Having been in the field for 10 years, I took pride in the fact that my work didn’t negatively affect my personal life. I was always able to distinguish between my issues and the issues my patients were facing. An important and necessary distinction for someone in my field because owning someone’s problems inherently hinders your ability to help that someone works through them.
Then COVID hit. I was one of the fortunate ones. Through social distance measures and Teletherapy, I was able to continue seeing clients. It was clear that this pandemic was gravely affecting people’s mental health. I couldn’t help myself. I wanted to help everyone. Things picked up quickly and I was pushing myself harder than ever.
On some days, I’d see up to ten clients. I saw myself as a lighthouse in a squall, nobody was turned away and If someone needed help I was there. As I tried to help my clients deal with these unprecedented times, my “therapist brain” couldn’t help but observe their behavior.
I began to notice how the isolation of the quarantine and the health anxiety triggered by COVID began to affect people. I became concerned. And then things began to change within me. I was negative, sad, irritable, and tired. I stopped exercising, gained the “COVID 15”, and had no drive to do anything. It was clear my work was getting to me. I thought about reaching out to colleagues, but they were just as busy as I was. What’s a Mental Health Counselor to do?
I decided to take a week off during which time I met up with an old friend of mine. He asked “What is going on with you lately? You’re off, I’m not used to seeing you so gloomy!” I opened up and told him how I had been feeling. His response was humorously simple “Well, what would you say to your patients?” I rolled my eyes and replied, “Ha, ha, right- Healer Heal Thyself. I’m great at helping others but I can’t seem to help myself with this”. “Of course you can!” he replied. “A wise man once told me to write a simple gratitude list every day and every night.

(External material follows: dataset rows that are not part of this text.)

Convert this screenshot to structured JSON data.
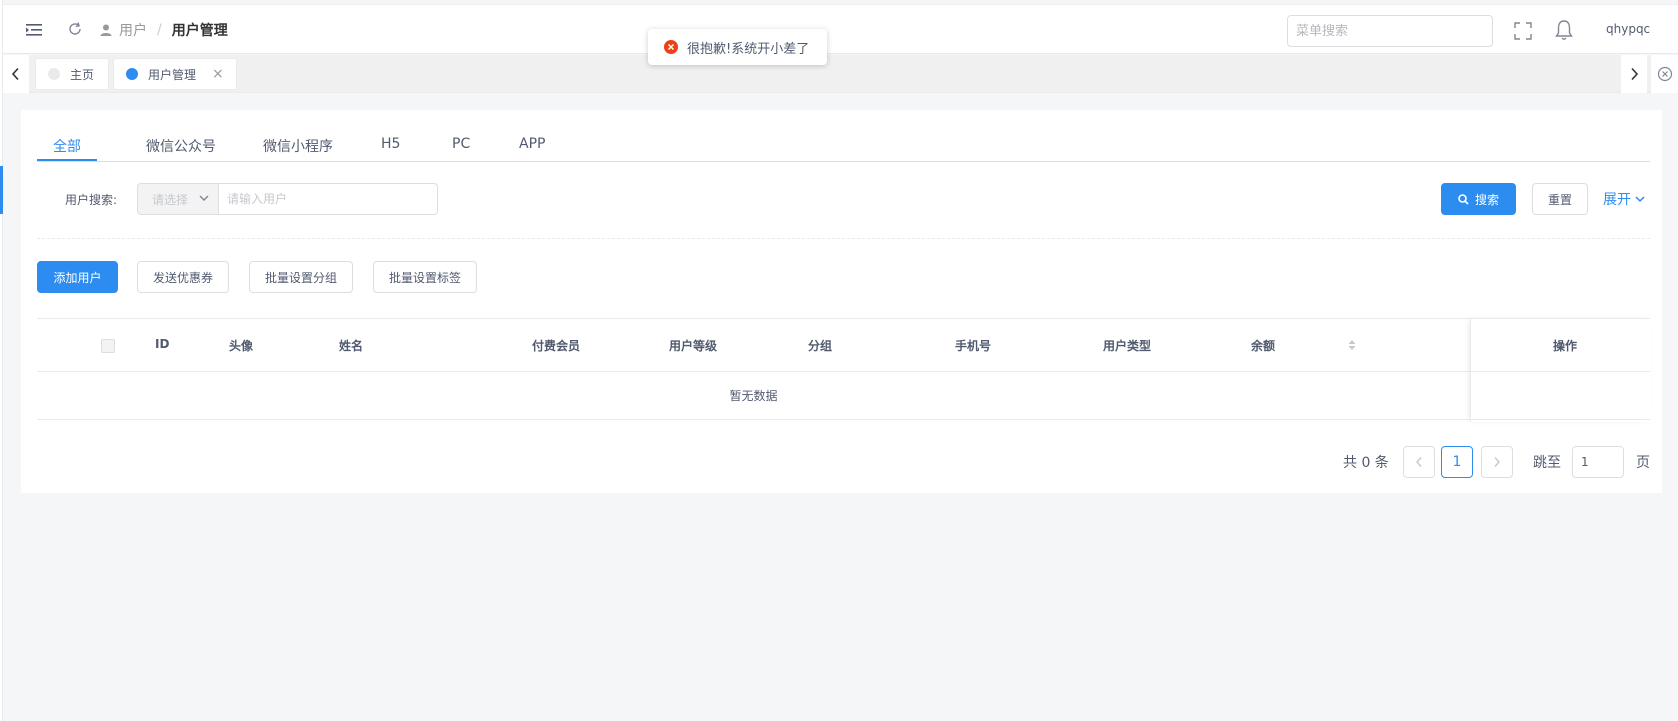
{
  "header": {
    "breadcrumb_parent": "用户",
    "breadcrumb_sep": "/",
    "breadcrumb_current": "用户管理",
    "menu_search_placeholder": "菜单搜索",
    "username": "qhypqc"
  },
  "toast": {
    "message": "很抱歉!系统开小差了",
    "status_color": "#ed4014"
  },
  "page_tabs": [
    {
      "label": "主页"
    },
    {
      "label": "用户管理",
      "close": "×"
    }
  ],
  "type_tabs": [
    "全部",
    "微信公众号",
    "微信小程序",
    "H5",
    "PC",
    "APP"
  ],
  "search": {
    "label": "用户搜索:",
    "select_placeholder": "请选择",
    "input_placeholder": "请输入用户",
    "search_button": "搜索",
    "reset_button": "重置",
    "expand_label": "展开"
  },
  "actions": {
    "add_user": "添加用户",
    "send_coupon": "发送优惠券",
    "batch_group": "批量设置分组",
    "batch_tag": "批量设置标签"
  },
  "table": {
    "columns": [
      "ID",
      "头像",
      "姓名",
      "付费会员",
      "用户等级",
      "分组",
      "手机号",
      "用户类型",
      "余额",
      "操作"
    ],
    "empty_text": "暂无数据"
  },
  "pagination": {
    "total_text": "共 0 条",
    "current_page": "1",
    "jump_label": "跳至",
    "jump_value": "1",
    "page_suffix": "页"
  },
  "colors": {
    "primary": "#2d8cf0",
    "error": "#ed4014"
  }
}
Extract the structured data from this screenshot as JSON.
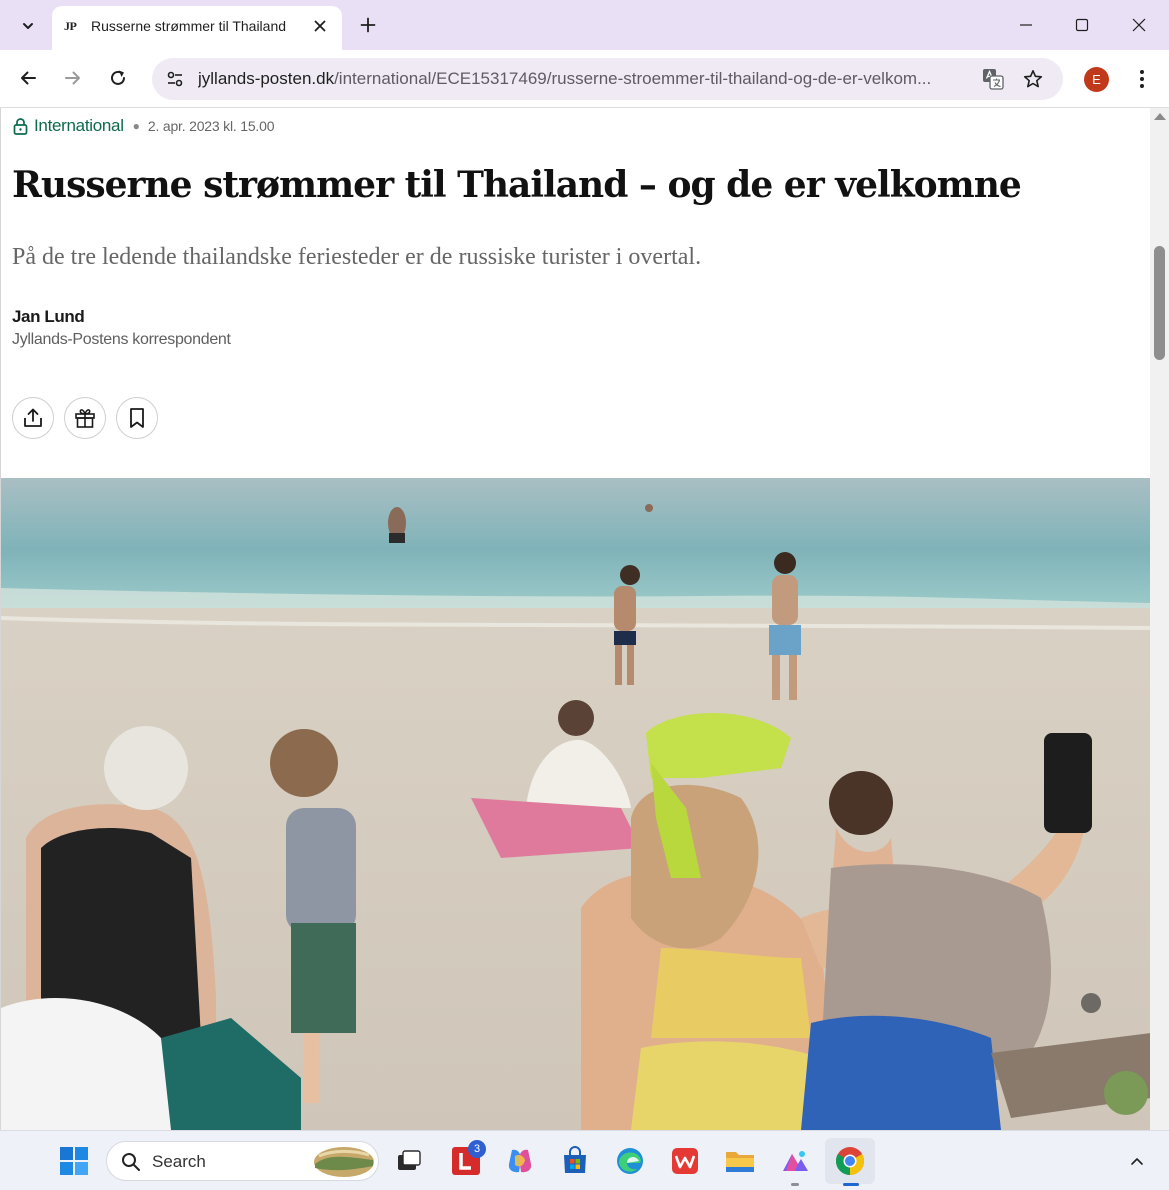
{
  "browser": {
    "tab_title": "Russerne strømmer til Thailand",
    "tab_favicon": "JP",
    "url_domain": "jyllands-posten.dk",
    "url_path": "/international/ECE15317469/russerne-stroemmer-til-thailand-og-de-er-velkom...",
    "profile_initial": "E"
  },
  "article": {
    "section": "International",
    "date": "2. apr. 2023 kl. 15.00",
    "headline": "Russerne strømmer til Thailand – og de er velkomne",
    "lead": "På de tre ledende thailandske feriesteder er de russiske turister i overtal.",
    "author": "Jan Lund",
    "author_role": "Jyllands-Postens korrespondent"
  },
  "taskbar": {
    "search_placeholder": "Search",
    "mail_badge_count": "3"
  },
  "colors": {
    "section_green": "#0d6b4c",
    "titlebar": "#e9e0f5",
    "taskbar": "#eef1f8"
  }
}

Just five things in the morning and five things at night that I’m grateful for. Then answer the question “what went well today?”. He smiled too-broadly at me, probably expecting me to roll my eyes again since I was the so-called “wise man” who had given him that particular reframing tool. I didn’t roll my eyes, I felt like I was just opening them for the first time. I couldn’t believe it. I had never tried gratitude. I immediately started to work gratitude into my days.
After weeks of being grateful for the things I had, I started to notice changes in myself. I started to express gratitude for my wife’s love & kindness, my oldest son’s dedication and loving nature, my youngest son’s mischievous smile when he says something funny. I began to be grateful for all of my patients who trust me to help them navigate and cope with their life’s challenges. I was grateful for the people who work at my favorite stores, my colleagues, my ability to work, walk, listen, and speak. Before I knew it, I was writing 10 things I was grateful for in the morning and at night like it was second nature.
I’ve been doing this for three short months, and it’s truly unbelievable how such a simple practice can re-wire what your mind focuses on. It changes how you perceive things and situations. Keeping a gratitude journal is a great way to stay focused on things that can keep you fulfilled today. After all, today is all we have.
Thankfully, things have gotten much better since that brief difficult time. Everything excites me now. I look forward to every minute of my life. I do my best to stay present and fully engaged with what I am doing at all times.
So, if you are skeptical about this whole gratitude thing, I get it. I’d like to challenge you, though, to try it for a few weeks before you throw the idea into the reject pile. You may find your way of thinking needs a little re-wiring too. Practicing an Attitude of Gratitude will help you feel more fulfilled. It will allow you to bounce back from a negative situation faster, which is a key metric for happiness. So go, be grateful and enjoy what the process brings.